Limited edition Professional Black Girl merchandise, created in partnership with Philadelphia Printworks, is available now onphiladelphiaprintworks.com. The first full episode, featuring Dr. Blay, will air September 9, 2016, with an episode airing each Friday onYouTube and yabablay.com until December 23, 2016.
“The terminology that is often used to describe and define Black girls—such as bad, grown, fast, ghetto, and ratchet—are non-affirming and are words that are intended to kill the joy and magic within all Black girls,” says Dr. Blay. “We are professional code-switchers, hair-flippers, hip-shakers, and go-getters. We hold Ph.Ds and listen to trap music; we twerk and we work. We hold it down while lifting each other up, and we don’t have to justify or explain our reason for being. This is us.”
Follow #ProfessionalBlackGirl across Facebook, Twitter, and Instagram to celebrate and affirm the everyday excellence of Black women and girls.
For more information, or to interview Dr. Yaba Blay, please contact Shakirah Gittens at 718-687-6231 or by email at info@DynamicNLyfe.com.
It’s really not a surprise that cuteness is the preferred design characteristic of super-commodity merchandise and is therefore the chief brand aesthetic of multinational mega-corporations like the Disney media empire and the Mattel toy company. The predominance of soft rounded plastics makes it so. Known for their pop culture icons, Mickey and Barbie, you’d be hard pressed to come up with examples of more successful and durable branding.
And along comes cute hip-hopper, Nicki Minaj fashioning herself as a Japanese street Barbie. Her name both rhymes and alliterates with Mickey’s. I think she’s brilliant.

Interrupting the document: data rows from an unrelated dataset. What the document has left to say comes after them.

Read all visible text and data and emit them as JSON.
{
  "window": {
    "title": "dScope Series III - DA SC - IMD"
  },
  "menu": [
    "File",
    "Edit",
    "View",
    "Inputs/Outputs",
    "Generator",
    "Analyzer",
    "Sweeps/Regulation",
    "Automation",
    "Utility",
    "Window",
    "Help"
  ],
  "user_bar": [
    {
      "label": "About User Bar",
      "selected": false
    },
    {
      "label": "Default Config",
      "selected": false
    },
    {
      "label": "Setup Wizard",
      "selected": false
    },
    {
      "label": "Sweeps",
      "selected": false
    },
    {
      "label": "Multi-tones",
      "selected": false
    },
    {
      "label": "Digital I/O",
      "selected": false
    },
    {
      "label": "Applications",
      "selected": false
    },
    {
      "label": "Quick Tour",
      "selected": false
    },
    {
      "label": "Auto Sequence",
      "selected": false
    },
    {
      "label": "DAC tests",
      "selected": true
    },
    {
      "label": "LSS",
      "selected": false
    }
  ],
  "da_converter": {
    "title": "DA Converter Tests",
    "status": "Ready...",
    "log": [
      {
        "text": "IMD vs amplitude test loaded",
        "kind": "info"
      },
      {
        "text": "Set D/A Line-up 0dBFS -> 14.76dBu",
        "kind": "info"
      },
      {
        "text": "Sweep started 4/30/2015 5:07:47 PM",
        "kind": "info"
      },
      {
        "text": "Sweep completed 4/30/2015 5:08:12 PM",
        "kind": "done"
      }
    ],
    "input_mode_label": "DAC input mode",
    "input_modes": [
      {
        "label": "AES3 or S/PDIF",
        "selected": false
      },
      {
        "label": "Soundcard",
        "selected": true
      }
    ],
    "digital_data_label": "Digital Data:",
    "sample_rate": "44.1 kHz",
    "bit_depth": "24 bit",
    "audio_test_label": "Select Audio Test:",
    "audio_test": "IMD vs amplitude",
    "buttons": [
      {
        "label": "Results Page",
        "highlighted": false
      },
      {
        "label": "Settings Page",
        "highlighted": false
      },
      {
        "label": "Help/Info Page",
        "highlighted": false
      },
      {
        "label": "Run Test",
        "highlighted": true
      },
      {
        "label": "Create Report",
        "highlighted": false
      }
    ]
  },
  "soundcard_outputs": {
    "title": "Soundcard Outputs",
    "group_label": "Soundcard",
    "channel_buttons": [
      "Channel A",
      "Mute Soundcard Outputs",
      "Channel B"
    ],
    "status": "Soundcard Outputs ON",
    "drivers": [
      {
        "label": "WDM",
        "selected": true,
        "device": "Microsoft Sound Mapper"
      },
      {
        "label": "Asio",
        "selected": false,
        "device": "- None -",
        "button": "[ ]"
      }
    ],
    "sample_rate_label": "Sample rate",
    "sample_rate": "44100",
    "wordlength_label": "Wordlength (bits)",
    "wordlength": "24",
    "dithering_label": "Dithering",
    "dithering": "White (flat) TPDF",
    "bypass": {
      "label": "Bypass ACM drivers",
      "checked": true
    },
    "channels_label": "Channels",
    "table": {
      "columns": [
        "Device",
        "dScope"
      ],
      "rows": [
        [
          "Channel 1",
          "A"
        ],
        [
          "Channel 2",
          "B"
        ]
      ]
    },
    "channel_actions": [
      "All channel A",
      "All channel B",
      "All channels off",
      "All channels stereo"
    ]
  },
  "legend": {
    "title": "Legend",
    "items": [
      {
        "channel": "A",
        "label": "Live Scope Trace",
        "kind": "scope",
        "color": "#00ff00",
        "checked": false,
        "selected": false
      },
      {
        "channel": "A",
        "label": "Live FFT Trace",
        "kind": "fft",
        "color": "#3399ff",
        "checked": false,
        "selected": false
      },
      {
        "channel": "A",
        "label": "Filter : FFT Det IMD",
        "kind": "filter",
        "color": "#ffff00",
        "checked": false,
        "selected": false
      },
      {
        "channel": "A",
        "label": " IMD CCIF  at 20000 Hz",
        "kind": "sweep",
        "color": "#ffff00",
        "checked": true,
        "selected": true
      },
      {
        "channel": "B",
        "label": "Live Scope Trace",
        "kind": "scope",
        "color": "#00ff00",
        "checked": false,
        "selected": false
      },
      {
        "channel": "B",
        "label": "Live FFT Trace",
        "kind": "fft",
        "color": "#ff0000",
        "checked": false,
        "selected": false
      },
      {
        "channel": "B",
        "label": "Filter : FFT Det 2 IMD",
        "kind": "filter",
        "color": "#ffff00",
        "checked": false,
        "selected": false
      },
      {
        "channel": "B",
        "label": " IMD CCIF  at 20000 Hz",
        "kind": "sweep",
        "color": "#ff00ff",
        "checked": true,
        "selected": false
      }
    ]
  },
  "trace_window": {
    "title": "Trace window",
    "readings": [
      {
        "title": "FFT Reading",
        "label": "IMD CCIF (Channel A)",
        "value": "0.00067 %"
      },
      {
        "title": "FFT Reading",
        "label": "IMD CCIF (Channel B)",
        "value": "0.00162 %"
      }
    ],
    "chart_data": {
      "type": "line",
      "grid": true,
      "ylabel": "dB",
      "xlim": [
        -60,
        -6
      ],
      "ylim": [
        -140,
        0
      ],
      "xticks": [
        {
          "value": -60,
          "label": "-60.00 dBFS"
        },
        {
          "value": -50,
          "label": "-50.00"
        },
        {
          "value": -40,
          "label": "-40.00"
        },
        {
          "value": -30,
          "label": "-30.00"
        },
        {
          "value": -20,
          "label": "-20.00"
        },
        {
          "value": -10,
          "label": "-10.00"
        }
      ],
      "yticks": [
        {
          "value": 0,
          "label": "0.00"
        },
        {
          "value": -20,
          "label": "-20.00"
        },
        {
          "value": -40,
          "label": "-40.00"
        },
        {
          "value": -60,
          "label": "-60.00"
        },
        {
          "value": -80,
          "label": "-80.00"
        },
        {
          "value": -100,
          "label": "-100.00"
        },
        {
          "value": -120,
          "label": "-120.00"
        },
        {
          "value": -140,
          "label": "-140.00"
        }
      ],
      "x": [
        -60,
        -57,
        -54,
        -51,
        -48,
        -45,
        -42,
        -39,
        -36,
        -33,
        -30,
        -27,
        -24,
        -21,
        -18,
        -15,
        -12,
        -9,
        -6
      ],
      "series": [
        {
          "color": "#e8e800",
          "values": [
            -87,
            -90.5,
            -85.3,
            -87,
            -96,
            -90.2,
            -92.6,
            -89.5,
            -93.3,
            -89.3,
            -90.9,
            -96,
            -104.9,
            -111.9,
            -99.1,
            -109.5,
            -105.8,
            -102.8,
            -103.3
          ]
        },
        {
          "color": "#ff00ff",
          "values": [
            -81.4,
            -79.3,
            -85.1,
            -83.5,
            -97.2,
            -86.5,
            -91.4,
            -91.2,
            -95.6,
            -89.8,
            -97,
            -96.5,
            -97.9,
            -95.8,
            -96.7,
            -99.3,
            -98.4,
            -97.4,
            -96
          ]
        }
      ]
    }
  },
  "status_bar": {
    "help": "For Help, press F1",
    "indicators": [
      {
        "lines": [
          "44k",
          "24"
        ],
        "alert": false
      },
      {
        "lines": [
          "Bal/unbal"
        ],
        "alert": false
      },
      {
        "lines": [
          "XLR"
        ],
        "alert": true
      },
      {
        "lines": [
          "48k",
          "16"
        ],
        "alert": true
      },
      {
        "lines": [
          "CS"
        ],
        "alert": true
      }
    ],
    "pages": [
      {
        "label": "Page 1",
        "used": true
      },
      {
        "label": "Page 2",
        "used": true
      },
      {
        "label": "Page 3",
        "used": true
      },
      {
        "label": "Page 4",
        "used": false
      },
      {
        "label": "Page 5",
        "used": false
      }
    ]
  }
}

Toys can have different characteristics and don’t always have to be cute, per se. Toys can be quaint like wooden blocks or like cloth teddy bears or Raggedy Ann & Andie. Different kinds of toys definitely have different auras. What I’m talking about in terms of Minaj is a plastic aurality, bereft of all sentimental value, simultaneously stripped and sealed. Not only does Minaj perform the strip/tease, but she does so through offering herself up as a sealed object — almost hermetically so. And in true hip-hop tradition, she’s the first to brag about how airtight her entourage is.
Her über lavish lamé and latex costuming makes her seem impossible to undress. Just go ahead and try and get her out of her clothes. She’s tightly corseted, though nothing like a genteel Victorian. She’s walking around literally sheathed in rubber, her gear is like… well, like a condom. Her stylized plasticity seems to be almost hygienically engineered. The overly shellacked make-up and wigs seal the deal. (Get it? seal the deal? like sealed… oh never mind.) It seems like whatever they try to hurl, spit, or squirt at her, it just instantly wipes off. All antibacterial and whatnot.
Yep. Nicki Minaj is pretty much awesome.